By Eileen R. Eichhorn
When I was young and my mother took me shopping for clothes we studied how a garment was constructed prior to purchasing. How well it was manufactured, what materials it was made from and where it was made was important enough to her to share with me. I seldom could try a dress on unless it passed her muster. Hats and gloves were more critiqued. In the sixties, not one Easter did the ritual of selection skip the inspection detail. The time I spent shopping with her is priceless to me. It determined my destiny in more ways than I’m sure she ever envisioned! My career path of costume design in the theater as well as accessorizing fashions was cemented firmly.

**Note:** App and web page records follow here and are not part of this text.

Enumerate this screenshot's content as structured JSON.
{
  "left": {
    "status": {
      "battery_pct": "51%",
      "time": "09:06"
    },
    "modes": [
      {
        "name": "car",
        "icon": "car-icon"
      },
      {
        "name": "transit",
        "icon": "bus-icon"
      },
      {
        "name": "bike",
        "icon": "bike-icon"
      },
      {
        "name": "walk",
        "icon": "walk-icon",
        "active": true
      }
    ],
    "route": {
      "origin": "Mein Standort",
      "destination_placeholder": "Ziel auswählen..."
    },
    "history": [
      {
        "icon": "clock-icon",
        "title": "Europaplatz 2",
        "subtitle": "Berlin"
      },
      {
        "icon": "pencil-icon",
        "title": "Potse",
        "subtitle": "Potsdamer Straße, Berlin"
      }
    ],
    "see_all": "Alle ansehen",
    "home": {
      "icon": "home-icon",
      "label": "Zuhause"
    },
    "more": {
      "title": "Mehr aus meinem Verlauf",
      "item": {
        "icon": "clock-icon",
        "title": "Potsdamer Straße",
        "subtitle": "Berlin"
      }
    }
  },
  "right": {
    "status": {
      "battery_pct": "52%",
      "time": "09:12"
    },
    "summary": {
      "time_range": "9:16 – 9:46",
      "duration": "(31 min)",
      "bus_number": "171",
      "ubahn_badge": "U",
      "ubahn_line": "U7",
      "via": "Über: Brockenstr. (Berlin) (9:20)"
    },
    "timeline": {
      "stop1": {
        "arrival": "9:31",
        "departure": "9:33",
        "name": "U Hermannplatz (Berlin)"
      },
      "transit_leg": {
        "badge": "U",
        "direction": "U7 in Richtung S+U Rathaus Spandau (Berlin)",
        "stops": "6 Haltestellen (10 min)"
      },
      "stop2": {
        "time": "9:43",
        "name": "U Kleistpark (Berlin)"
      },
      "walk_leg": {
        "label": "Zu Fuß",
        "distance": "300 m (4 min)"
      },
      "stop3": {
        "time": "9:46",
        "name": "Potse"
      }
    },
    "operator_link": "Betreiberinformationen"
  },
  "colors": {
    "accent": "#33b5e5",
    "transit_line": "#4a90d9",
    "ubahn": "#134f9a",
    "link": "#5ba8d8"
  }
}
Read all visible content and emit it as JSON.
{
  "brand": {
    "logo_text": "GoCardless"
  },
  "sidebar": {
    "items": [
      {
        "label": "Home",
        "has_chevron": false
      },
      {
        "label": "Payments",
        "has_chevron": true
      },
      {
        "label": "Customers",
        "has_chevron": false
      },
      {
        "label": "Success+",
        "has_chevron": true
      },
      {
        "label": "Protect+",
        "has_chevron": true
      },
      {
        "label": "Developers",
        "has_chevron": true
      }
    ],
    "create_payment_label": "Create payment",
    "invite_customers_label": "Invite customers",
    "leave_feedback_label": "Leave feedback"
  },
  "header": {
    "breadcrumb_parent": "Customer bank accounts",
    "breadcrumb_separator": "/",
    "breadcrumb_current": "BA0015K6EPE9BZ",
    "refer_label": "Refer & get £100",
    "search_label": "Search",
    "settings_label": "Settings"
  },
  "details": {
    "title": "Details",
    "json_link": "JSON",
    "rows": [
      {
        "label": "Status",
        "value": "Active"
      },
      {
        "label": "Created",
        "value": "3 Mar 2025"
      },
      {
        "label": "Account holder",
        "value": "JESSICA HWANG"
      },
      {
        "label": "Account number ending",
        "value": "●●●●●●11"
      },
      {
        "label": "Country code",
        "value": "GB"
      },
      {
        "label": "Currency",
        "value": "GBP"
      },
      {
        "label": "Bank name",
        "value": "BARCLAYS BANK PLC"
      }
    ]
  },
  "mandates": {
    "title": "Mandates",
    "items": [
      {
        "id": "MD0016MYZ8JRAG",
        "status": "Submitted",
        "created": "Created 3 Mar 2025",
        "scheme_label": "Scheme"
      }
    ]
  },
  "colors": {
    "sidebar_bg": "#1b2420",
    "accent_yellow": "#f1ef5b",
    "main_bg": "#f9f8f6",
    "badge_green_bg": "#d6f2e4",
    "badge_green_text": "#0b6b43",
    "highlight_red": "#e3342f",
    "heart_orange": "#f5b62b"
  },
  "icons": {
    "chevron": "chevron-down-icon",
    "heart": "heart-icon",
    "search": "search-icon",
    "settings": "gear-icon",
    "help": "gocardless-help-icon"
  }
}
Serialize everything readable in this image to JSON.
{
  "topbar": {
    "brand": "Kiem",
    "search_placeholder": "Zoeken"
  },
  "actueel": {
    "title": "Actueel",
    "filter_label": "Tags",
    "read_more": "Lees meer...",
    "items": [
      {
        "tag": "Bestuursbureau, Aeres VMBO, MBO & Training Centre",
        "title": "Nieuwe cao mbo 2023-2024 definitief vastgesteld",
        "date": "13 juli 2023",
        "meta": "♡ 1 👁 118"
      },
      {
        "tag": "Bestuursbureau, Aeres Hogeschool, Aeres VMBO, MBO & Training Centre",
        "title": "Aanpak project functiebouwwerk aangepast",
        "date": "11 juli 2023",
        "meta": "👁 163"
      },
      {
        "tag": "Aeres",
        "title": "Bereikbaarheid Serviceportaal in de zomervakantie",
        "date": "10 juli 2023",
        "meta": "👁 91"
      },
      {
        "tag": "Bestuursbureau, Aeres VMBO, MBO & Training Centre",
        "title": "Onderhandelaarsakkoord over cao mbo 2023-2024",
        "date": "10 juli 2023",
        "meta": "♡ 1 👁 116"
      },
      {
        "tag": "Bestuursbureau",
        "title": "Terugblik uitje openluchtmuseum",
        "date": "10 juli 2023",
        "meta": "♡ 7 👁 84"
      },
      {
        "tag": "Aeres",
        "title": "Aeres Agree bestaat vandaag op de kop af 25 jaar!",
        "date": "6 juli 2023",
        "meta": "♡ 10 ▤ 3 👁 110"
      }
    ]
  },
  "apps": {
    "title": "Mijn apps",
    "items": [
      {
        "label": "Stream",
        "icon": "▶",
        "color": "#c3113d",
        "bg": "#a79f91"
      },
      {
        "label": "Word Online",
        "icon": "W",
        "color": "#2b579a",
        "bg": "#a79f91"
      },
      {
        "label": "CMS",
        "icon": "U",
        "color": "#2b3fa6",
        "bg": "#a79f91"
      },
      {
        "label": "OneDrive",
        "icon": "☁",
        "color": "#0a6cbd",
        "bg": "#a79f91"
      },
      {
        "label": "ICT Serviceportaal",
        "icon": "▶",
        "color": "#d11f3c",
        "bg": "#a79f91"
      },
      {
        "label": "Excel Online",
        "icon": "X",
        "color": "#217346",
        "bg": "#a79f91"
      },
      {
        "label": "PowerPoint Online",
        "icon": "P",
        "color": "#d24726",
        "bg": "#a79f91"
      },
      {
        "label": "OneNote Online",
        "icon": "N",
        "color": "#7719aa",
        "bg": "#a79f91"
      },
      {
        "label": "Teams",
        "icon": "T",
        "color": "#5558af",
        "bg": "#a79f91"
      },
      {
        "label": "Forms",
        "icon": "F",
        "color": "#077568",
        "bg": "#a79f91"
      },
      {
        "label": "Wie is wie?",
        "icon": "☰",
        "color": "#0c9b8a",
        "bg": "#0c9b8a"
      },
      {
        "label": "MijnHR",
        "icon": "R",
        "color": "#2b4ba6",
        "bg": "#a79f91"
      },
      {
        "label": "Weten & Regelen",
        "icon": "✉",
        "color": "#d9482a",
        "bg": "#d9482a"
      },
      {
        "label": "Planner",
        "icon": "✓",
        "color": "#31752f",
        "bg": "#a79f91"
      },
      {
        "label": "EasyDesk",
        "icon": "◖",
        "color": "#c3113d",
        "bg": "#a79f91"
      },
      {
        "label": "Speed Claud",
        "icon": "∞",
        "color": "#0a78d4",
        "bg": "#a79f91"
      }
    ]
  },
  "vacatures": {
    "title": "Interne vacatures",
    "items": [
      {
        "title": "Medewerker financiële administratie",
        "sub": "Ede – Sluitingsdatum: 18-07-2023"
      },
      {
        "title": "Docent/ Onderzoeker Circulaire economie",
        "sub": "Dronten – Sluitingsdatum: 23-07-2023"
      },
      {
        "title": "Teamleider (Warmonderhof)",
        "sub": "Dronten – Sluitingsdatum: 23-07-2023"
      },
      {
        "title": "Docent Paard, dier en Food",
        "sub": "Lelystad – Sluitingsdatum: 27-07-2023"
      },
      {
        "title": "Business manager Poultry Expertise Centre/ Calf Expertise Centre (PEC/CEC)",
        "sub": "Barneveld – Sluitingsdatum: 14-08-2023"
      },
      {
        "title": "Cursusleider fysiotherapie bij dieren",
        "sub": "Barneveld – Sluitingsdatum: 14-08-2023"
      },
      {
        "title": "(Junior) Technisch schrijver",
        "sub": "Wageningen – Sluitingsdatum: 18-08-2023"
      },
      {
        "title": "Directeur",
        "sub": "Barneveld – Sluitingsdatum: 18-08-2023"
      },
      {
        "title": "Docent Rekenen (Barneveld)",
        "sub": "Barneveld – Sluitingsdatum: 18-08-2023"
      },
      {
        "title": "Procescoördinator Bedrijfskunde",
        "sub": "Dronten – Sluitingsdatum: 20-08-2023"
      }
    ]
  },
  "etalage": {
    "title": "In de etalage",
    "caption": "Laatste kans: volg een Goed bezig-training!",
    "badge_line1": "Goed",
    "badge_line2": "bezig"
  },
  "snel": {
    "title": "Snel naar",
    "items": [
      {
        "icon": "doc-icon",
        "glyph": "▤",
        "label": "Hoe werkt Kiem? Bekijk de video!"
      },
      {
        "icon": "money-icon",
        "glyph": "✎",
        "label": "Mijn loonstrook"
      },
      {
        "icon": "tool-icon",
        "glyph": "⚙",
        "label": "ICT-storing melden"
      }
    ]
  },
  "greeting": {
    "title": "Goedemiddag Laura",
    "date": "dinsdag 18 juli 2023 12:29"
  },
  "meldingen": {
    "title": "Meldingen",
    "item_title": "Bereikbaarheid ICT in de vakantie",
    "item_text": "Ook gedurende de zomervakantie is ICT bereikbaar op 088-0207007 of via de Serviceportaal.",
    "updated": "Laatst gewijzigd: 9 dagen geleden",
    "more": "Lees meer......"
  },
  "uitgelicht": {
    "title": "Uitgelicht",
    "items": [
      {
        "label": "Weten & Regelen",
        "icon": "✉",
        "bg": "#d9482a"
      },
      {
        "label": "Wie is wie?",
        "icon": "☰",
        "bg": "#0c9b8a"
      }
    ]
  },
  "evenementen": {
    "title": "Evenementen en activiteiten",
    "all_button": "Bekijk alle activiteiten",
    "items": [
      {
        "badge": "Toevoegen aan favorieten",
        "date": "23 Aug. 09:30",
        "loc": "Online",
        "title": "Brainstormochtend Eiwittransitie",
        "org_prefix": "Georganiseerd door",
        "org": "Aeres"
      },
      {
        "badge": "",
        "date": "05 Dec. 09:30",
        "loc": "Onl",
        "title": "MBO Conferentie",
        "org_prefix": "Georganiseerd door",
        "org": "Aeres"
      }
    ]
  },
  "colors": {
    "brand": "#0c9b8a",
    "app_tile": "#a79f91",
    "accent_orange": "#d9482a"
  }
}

I am constantly in awe of the construction techniques used today in jewelry manufacturing vs. years ago. Because we clean and check jewelry routinely we did not sell as well as items we did sell the dichotomy is mind blowing. Shortcuts to cut costs initially and improve appearance abound: but long term – beware! A common theme for several years running is shared prongs. Where this process impresses sparkle by limiting metal around diamonds and other gemstones may successfully be employed, the disadvantage is when too little metal or porosity is subsequently noticed and creates an accessory that cannot be worn without loss of stones. So common is this, I am compelled to alarm the wearer unfamiliar with the hidden tactics of mostly overseas cast-in-place manufacturing. This is not to say that this method cannot be accomplished successfully by some both here and abroad. We do sell cast in place jewelry, but the manufacturers we represent have undergone rigorous scrutiny before their products enter our showcases. They warrant their merchandise which is a tribute to their longevity. We insist.
Recently a ring we did not sell came in for inspection. It was a time sensitive ‘quick look’ and yet I remembered seeing this exact ring just weeks before. It is a beautiful ring but cannot be practically worn daily. Such a shame to the young woman who received it for her engagement ring. She admitted it had been returned to the place of purchase for diamonds to be replaced more than once. Unfortunately, nothing can be done to better the design. It is what it is. Someone sold her fiance’ the ring. I doubt if construction was ever discussed. Even more troubling is that no conversation about her job and how she would wear the ring entered the seller’s or buyer’s mind, I’m sure. If it had been a more practical style of better construction it could have been purchased for a little more money. That design would, hopefully, last a lifetime and perhaps into the next generation.